Due to developments in rod design, multi piece (4 sections) outfits are all the rage these days. Whilst their action and casting performance cannot be faulted, it does mean we have extra junctions along a blank now that in turn increases the likelihood of sections working loose during casting. In turn this can cause breakages and is obviously best avoided. Ferrule wax applied to the male joints of a rod ensures they bind together more securely and consequently, separate more readily too. Joints needn’t be waxed for every outing, but once every few months should suffice.
Cleaning a Fly Line:
Over time, fine particles of dirt, grit and slime builds up on our fly lines that ultimately affects their performance like shooting line when casting, or in the case of a floating line, rendering it less buoyant. Such foreign bodies also accelerate wear to shorten the expectance of our precious fly lines! Obviously then, it’s essential we take good care of a fly line.
In an ideal World, your line should be run through a cloth after every outing as still damp, any dirt will is easily be removed. This however takes discipline that in truth is beyond most of us, including myself! The next best thing is to soak a line in tepid water with a weak solution of detergent (washing up liquid). After 30 minutes or so, run the line through a dry cloth to remove any dirt. Having let it dry, give the line a quick stretch before winding back onto your reel. Carried every couple of months this small chore significantly increases the life of any fly line.

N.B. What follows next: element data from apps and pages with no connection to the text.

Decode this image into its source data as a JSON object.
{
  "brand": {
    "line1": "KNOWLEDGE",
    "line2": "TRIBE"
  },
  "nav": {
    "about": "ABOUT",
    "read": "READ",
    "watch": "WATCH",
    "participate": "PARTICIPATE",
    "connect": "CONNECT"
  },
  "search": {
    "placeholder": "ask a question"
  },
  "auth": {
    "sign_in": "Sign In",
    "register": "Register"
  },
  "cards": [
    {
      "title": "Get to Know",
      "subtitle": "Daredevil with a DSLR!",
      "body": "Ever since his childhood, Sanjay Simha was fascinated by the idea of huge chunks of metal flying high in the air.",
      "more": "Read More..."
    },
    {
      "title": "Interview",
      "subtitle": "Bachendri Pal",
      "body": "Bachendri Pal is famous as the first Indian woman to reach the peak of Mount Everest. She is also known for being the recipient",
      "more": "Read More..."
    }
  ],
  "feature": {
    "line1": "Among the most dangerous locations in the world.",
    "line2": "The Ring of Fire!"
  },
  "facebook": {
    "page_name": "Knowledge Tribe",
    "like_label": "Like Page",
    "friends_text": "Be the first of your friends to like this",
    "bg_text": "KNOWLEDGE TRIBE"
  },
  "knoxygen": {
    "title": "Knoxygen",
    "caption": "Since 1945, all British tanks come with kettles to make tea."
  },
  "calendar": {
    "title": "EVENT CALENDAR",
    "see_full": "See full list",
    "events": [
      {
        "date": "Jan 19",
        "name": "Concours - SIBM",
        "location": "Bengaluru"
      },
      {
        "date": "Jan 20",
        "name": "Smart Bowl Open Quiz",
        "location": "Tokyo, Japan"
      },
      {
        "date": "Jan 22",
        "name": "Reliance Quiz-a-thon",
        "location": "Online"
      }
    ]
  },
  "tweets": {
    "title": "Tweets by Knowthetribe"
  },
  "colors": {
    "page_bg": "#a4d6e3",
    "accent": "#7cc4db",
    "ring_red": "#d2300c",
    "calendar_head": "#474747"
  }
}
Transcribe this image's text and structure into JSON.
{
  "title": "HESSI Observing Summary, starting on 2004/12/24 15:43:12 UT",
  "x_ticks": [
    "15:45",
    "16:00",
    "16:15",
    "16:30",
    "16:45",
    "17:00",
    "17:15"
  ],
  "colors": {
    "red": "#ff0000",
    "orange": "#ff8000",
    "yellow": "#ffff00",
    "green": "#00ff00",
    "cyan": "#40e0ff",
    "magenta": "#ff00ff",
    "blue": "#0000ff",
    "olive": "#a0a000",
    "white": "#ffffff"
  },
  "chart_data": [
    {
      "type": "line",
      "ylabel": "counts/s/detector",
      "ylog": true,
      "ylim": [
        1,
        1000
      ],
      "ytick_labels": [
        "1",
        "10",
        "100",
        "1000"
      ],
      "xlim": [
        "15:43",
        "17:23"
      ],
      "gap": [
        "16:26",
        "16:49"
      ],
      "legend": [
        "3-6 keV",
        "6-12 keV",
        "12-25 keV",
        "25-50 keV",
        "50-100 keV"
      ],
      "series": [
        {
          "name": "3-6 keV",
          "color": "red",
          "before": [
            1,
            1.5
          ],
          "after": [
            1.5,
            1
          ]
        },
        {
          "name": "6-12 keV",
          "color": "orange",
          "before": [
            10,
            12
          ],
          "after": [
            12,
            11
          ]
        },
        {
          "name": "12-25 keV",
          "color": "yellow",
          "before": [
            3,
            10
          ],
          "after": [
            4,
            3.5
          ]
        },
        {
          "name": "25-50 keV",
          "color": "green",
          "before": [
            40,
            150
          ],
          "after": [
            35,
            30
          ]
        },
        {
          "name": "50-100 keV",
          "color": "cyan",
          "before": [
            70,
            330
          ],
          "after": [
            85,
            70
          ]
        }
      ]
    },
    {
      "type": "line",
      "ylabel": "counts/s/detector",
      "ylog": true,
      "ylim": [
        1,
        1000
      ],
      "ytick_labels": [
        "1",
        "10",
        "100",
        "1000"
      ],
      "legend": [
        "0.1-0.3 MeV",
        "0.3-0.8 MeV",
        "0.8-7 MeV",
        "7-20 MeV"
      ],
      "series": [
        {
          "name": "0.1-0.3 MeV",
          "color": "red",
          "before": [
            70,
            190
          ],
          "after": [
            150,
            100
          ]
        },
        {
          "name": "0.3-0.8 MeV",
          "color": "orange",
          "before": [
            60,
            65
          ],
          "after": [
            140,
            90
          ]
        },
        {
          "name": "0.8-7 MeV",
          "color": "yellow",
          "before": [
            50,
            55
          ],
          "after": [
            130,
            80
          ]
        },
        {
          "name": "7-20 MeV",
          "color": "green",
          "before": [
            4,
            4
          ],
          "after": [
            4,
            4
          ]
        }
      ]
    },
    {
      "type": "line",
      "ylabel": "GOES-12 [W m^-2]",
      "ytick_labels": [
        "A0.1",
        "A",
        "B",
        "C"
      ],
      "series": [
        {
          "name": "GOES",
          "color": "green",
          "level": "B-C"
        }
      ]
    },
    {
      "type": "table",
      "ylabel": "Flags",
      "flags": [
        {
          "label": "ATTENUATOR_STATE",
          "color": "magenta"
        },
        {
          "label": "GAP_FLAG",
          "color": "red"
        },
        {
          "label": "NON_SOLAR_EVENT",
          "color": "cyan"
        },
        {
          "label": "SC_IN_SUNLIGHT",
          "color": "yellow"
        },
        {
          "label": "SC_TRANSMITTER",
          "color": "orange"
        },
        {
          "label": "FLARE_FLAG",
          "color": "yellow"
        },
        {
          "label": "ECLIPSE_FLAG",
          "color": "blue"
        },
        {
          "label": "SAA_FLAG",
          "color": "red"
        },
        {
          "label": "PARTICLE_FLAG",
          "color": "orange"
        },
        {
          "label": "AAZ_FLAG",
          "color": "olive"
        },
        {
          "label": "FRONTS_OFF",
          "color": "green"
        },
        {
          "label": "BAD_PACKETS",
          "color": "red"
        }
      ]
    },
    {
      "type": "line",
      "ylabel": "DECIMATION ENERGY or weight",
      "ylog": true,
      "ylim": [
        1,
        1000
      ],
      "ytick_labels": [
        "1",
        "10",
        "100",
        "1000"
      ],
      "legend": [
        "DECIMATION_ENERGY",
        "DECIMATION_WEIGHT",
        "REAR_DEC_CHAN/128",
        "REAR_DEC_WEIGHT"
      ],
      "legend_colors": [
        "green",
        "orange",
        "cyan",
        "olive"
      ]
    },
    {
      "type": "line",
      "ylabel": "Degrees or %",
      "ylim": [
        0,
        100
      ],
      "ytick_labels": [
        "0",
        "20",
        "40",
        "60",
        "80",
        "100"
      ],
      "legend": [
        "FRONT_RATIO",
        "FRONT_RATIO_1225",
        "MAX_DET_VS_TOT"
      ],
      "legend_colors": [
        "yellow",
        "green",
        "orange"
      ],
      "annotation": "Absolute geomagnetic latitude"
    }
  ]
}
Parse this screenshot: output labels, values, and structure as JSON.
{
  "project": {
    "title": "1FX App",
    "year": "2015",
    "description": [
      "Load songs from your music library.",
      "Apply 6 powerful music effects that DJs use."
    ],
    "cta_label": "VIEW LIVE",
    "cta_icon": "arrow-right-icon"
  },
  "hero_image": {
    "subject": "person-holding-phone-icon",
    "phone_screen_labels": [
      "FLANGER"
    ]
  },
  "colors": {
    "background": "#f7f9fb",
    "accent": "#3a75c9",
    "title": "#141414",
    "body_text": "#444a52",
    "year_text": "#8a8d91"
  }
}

About Paul: Life long Orvis supporter, AAPGAI Master Instructor, Orvis Endorsed Guide and Wild Trout Trust vice president, Paul Procter is a dedicated flyfisher with over 40 years experience under his belt. Aside from being a regular on the Orvis Blog, Paul is a leading contributor to Trout & Salmon, Trout Fishermen and the Fieldsports Magazine. Travelling extensively throughout the UK, Europe and Southern Hemisphere, Paul has gained extensive knowledge in both fresh and saltwater disciplines. His abiding love though is to target large wild brown trout using dry fly techniques.